After the longest time of a Northern-dominated global economy, the Global South seems to be catching up. This year’s United Nations Development Program’s annual report has some incredible news: lots of livelihoods have improved and are continuing to move in the right direction in terms of development. The Human Development Report suggests that 40 countries are doing better economically and socially. According to The Yemen Times, these improving nations aren’t solely the “economic tigers” of the world, such as China, and Brazil; they also include Turkey, Mexico, South Africa and several more.
The good news is that countries that were once considered “backward” are rising up to the plate, demanding that their voices be heard. Such a shift in global development and human well-being tips the scale for the dominating countries, mainly the United States, member nations of the European Union, and Japan, which have always set and controlled policies.

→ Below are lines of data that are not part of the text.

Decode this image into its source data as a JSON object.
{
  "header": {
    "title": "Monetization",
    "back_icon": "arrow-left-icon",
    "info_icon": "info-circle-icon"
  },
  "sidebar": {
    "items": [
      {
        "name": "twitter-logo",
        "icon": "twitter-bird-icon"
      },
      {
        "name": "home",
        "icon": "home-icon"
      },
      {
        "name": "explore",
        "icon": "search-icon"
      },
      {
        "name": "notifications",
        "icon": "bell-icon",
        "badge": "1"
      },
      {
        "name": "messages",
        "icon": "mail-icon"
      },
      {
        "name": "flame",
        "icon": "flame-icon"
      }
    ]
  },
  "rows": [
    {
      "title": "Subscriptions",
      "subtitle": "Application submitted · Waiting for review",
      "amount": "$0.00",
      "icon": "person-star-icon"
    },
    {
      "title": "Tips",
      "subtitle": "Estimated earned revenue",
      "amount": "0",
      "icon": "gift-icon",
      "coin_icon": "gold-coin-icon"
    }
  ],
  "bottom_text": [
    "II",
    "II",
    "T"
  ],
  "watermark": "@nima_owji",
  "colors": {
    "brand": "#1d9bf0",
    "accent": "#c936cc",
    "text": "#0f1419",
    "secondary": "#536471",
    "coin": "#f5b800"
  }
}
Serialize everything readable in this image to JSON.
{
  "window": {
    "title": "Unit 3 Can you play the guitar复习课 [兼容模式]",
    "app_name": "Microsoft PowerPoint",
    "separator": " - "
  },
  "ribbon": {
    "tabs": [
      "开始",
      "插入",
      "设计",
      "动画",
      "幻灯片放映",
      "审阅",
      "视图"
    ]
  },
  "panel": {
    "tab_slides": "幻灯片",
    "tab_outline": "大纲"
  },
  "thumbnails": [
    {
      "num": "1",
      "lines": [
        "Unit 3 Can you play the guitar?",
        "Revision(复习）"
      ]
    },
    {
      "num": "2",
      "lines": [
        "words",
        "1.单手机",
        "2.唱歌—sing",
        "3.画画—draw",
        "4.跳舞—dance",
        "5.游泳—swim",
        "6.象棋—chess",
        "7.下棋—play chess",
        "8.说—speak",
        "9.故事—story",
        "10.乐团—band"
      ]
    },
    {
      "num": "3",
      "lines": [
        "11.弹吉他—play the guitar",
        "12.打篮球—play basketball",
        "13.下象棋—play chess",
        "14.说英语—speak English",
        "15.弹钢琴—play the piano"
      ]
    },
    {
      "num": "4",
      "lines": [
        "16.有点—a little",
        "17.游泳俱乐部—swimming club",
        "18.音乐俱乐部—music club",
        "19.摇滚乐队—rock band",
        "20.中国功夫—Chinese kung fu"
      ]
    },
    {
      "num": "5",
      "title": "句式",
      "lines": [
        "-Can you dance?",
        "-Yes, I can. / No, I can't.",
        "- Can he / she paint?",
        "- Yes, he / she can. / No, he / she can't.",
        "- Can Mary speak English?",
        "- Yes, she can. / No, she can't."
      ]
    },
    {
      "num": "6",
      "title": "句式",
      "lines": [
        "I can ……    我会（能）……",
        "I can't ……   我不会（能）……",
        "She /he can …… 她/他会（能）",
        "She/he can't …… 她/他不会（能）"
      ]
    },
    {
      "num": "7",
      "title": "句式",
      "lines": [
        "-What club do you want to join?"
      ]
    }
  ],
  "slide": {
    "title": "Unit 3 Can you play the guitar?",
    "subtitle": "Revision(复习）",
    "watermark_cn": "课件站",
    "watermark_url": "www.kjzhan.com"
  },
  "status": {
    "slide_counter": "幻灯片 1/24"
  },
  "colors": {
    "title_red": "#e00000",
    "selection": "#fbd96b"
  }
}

The UNDP collected measurements of income, literacy levels, gender rights, and longevity to form this year’s rankings, and the results evinced sustainable success and growth: “a fifth of the nations surveyed – all in the developing world – did better than expected.” Although sub-Saharan African countries did not do so well as to be included in this “rise of the South” phenomena, and there is clearly much more to be done, this year’s results are evidence that much good is being generated nonetheless. There is hope that more work will continue to result in greater improvements.
– Leen Abdallah